* **THE PROBLEM**: Copy the data verbatim and leave out every picture.

App and web page records:
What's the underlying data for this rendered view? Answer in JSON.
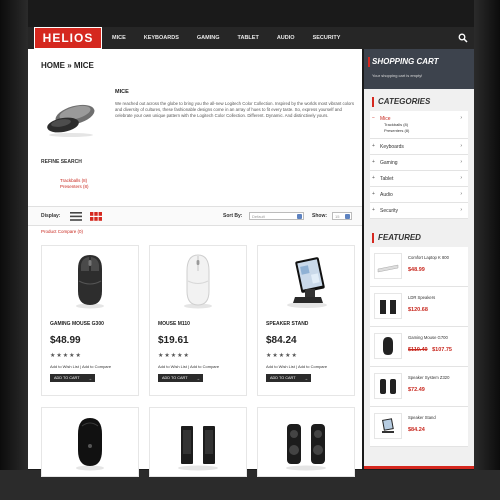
{
  "header": {
    "logo": "HELIOS",
    "nav": [
      "MICE",
      "KEYBOARDS",
      "GAMING",
      "TABLET",
      "AUDIO",
      "SECURITY"
    ]
  },
  "breadcrumb": "HOME » MICE",
  "category": {
    "title": "MICE",
    "description": "We reached out across the globe to bring you the all-new Logitech Color Collection. Inspired by the worlds most vibrant colors and diversity of cultures, these fashionable designs come in an array of hues to fit every taste. So, express yourself and celebrate your own unique pattern with the Logitech Color Collection. Different. Dynamic. And distinctively yours."
  },
  "refine": {
    "title": "REFINE SEARCH",
    "links": [
      "Trackballs (8)",
      "Presenters (8)"
    ]
  },
  "toolbar": {
    "display_label": "Display:",
    "sort_label": "Sort By:",
    "sort_value": "Default",
    "show_label": "Show:",
    "show_value": "15"
  },
  "compare_link": "Product Compare (0)",
  "products": [
    {
      "name": "GAMING MOUSE G300",
      "price": "$48.99",
      "stars": "★★★★★",
      "wishlist": "Add to Wish List",
      "compare": "Add to Compare",
      "cart": "ADD TO CART"
    },
    {
      "name": "MOUSE M110",
      "price": "$19.61",
      "stars": "★★★★★",
      "wishlist": "Add to Wish List",
      "compare": "Add to Compare",
      "cart": "ADD TO CART"
    },
    {
      "name": "SPEAKER STAND",
      "price": "$84.24",
      "stars": "★★★★★",
      "wishlist": "Add to Wish List",
      "compare": "Add to Compare",
      "cart": "ADD TO CART"
    }
  ],
  "sidebar": {
    "cart": {
      "title": "SHOPPING CART",
      "note": "Your shopping cart is empty!"
    },
    "categories_title": "CATEGORIES",
    "categories": [
      {
        "label": "Mice",
        "subs": [
          "Trackballs (8)",
          "Presenters (8)"
        ]
      },
      {
        "label": "Keyboards"
      },
      {
        "label": "Gaming"
      },
      {
        "label": "Tablet"
      },
      {
        "label": "Audio"
      },
      {
        "label": "Security"
      }
    ],
    "featured_title": "FEATURED",
    "featured": [
      {
        "name": "Comfort Laptop K 800",
        "price": "$48.99",
        "old": ""
      },
      {
        "name": "LDR Speakers",
        "price": "$120.68",
        "old": ""
      },
      {
        "name": "Gaming Mouse G700",
        "price": "$107.75",
        "old": "$119.49"
      },
      {
        "name": "Speaker System Z320",
        "price": "$72.49",
        "old": ""
      },
      {
        "name": "Speaker Stand",
        "price": "$84.24",
        "old": ""
      }
    ]
  },
  "colors": {
    "accent": "#d5281f",
    "dark": "#262626",
    "sidebar_header": "#3d434d"
  }
}
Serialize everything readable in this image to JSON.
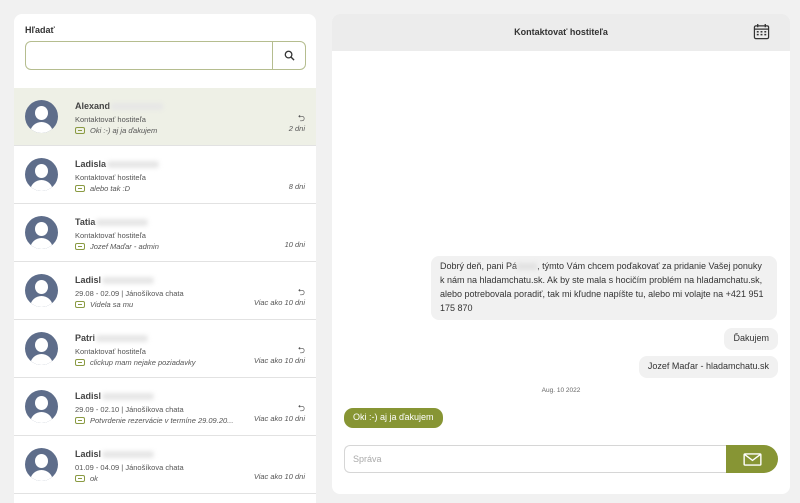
{
  "search": {
    "label": "Hľadať",
    "value": "",
    "placeholder": ""
  },
  "conversations": [
    {
      "name": "Alexand",
      "subject": "Kontaktovať hostiteľa",
      "preview": "Oki :-) aj ja ďakujem",
      "time": "2 dni",
      "replied": true,
      "active": true
    },
    {
      "name": "Ladisla",
      "subject": "Kontaktovať hostiteľa",
      "preview": "alebo tak :D",
      "time": "8 dni",
      "replied": false,
      "active": false
    },
    {
      "name": "Tatia",
      "subject": "Kontaktovať hostiteľa",
      "preview": "Jozef Maďar - admin",
      "time": "10 dni",
      "replied": false,
      "active": false
    },
    {
      "name": "Ladisl",
      "subject": "29.08 - 02.09 | Jánošíkova chata",
      "preview": "Videla sa mu",
      "time": "Viac ako 10 dni",
      "replied": true,
      "active": false
    },
    {
      "name": "Patri",
      "subject": "Kontaktovať hostiteľa",
      "preview": "clickup mam nejake poziadavky",
      "time": "Viac ako 10 dni",
      "replied": true,
      "active": false
    },
    {
      "name": "Ladisl",
      "subject": "29.09 - 02.10 | Jánošíkova chata",
      "preview": "Potvrdenie rezervácie v termíne 29.09.20...",
      "time": "Viac ako 10 dni",
      "replied": true,
      "active": false
    },
    {
      "name": "Ladisl",
      "subject": "01.09 - 04.09 | Jánošíkova chata",
      "preview": "ok",
      "time": "Viac ako 10 dni",
      "replied": false,
      "active": false
    }
  ],
  "chat": {
    "title": "Kontaktovať hostiteľa",
    "messages": {
      "m1_part1": "Dobrý deň, pani Pá",
      "m1_part2": ", týmto Vám chcem poďakovať za pridanie Vašej ponuky k nám na hladamchatu.sk. Ak by ste mala s hocičím problém na hladamchatu.sk, alebo potrebovala poradiť, tak mi kľudne napíšte tu, alebo mi volajte na +421 951 175 870",
      "m2": "Ďakujem",
      "m3": "Jozef Maďar - hladamchatu.sk",
      "date": "Aug. 10 2022",
      "m4": "Oki :-) aj ja ďakujem"
    },
    "compose_placeholder": "Správa",
    "compose_value": ""
  },
  "icons": {
    "search": "search-icon",
    "calendar": "calendar-icon",
    "send": "envelope-icon",
    "reply": "reply-arrow-icon",
    "message": "message-icon"
  },
  "colors": {
    "accent": "#879534",
    "avatar": "#5e6d8a",
    "active_row": "#eef0e6"
  }
}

* **WORKED SOLUTION**:
What's the underlying data for this rendered view? Answer in JSON.
{
  "header": {
    "logo": "HELIOS",
    "nav": [
      "MICE",
      "KEYBOARDS",
      "GAMING",
      "TABLET",
      "AUDIO",
      "SECURITY"
    ]
  },
  "breadcrumb": "HOME » MICE",
  "category": {
    "title": "MICE",
    "description": "We reached out across the globe to bring you the all-new Logitech Color Collection. Inspired by the worlds most vibrant colors and diversity of cultures, these fashionable designs come in an array of hues to fit every taste. So, express yourself and celebrate your own unique pattern with the Logitech Color Collection. Different. Dynamic. And distinctively yours."
  },
  "refine": {
    "title": "REFINE SEARCH",
    "links": [
      "Trackballs (8)",
      "Presenters (8)"
    ]
  },
  "toolbar": {
    "display_label": "Display:",
    "sort_label": "Sort By:",
    "sort_value": "Default",
    "show_label": "Show:",
    "show_value": "15"
  },
  "compare_link": "Product Compare (0)",
  "products": [
    {
      "name": "GAMING MOUSE G300",
      "price": "$48.99",
      "stars": "★★★★★",
      "wishlist": "Add to Wish List",
      "compare": "Add to Compare",
      "cart": "ADD TO CART"
    },
    {
      "name": "MOUSE M110",
      "price": "$19.61",
      "stars": "★★★★★",
      "wishlist": "Add to Wish List",
      "compare": "Add to Compare",
      "cart": "ADD TO CART"
    },
    {
      "name": "SPEAKER STAND",
      "price": "$84.24",
      "stars": "★★★★★",
      "wishlist": "Add to Wish List",
      "compare": "Add to Compare",
      "cart": "ADD TO CART"
    }
  ],
  "sidebar": {
    "cart": {
      "title": "SHOPPING CART",
      "note": "Your shopping cart is empty!"
    },
    "categories_title": "CATEGORIES",
    "categories": [
      {
        "label": "Mice",
        "subs": [
          "Trackballs (8)",
          "Presenters (8)"
        ]
      },
      {
        "label": "Keyboards"
      },
      {
        "label": "Gaming"
      },
      {
        "label": "Tablet"
      },
      {
        "label": "Audio"
      },
      {
        "label": "Security"
      }
    ],
    "featured_title": "FEATURED",
    "featured": [
      {
        "name": "Comfort Laptop K 800",
        "price": "$48.99",
        "old": ""
      },
      {
        "name": "LDR Speakers",
        "price": "$120.68",
        "old": ""
      },
      {
        "name": "Gaming Mouse G700",
        "price": "$107.75",
        "old": "$119.49"
      },
      {
        "name": "Speaker System Z320",
        "price": "$72.49",
        "old": ""
      },
      {
        "name": "Speaker Stand",
        "price": "$84.24",
        "old": ""
      }
    ]
  },
  "colors": {
    "accent": "#d5281f",
    "dark": "#262626",
    "sidebar_header": "#3d434d"
  }
}
Serialize everything readable in this image to JSON.
{
  "search": {
    "label": "Hľadať",
    "value": "",
    "placeholder": ""
  },
  "conversations": [
    {
      "name": "Alexand",
      "subject": "Kontaktovať hostiteľa",
      "preview": "Oki :-) aj ja ďakujem",
      "time": "2 dni",
      "replied": true,
      "active": true
    },
    {
      "name": "Ladisla",
      "subject": "Kontaktovať hostiteľa",
      "preview": "alebo tak :D",
      "time": "8 dni",
      "replied": false,
      "active": false
    },
    {
      "name": "Tatia",
      "subject": "Kontaktovať hostiteľa",
      "preview": "Jozef Maďar - admin",
      "time": "10 dni",
      "replied": false,
      "active": false
    },
    {
      "name": "Ladisl",
      "subject": "29.08 - 02.09 | Jánošíkova chata",
      "preview": "Videla sa mu",
      "time": "Viac ako 10 dni",
      "replied": true,
      "active": false
    },
    {
      "name": "Patri",
      "subject": "Kontaktovať hostiteľa",
      "preview": "clickup mam nejake poziadavky",
      "time": "Viac ako 10 dni",
      "replied": true,
      "active": false
    },
    {
      "name": "Ladisl",
      "subject": "29.09 - 02.10 | Jánošíkova chata",
      "preview": "Potvrdenie rezervácie v termíne 29.09.20...",
      "time": "Viac ako 10 dni",
      "replied": true,
      "active": false
    },
    {
      "name": "Ladisl",
      "subject": "01.09 - 04.09 | Jánošíkova chata",
      "preview": "ok",
      "time": "Viac ako 10 dni",
      "replied": false,
      "active": false
    }
  ],
  "chat": {
    "title": "Kontaktovať hostiteľa",
    "messages": {
      "m1_part1": "Dobrý deň, pani Pá",
      "m1_part2": ", týmto Vám chcem poďakovať za pridanie Vašej ponuky k nám na hladamchatu.sk. Ak by ste mala s hocičím problém na hladamchatu.sk, alebo potrebovala poradiť, tak mi kľudne napíšte tu, alebo mi volajte na +421 951 175 870",
      "m2": "Ďakujem",
      "m3": "Jozef Maďar - hladamchatu.sk",
      "date": "Aug. 10 2022",
      "m4": "Oki :-) aj ja ďakujem"
    },
    "compose_placeholder": "Správa",
    "compose_value": ""
  },
  "icons": {
    "search": "search-icon",
    "calendar": "calendar-icon",
    "send": "envelope-icon",
    "reply": "reply-arrow-icon",
    "message": "message-icon"
  },
  "colors": {
    "accent": "#879534",
    "avatar": "#5e6d8a",
    "active_row": "#eef0e6"
  }
}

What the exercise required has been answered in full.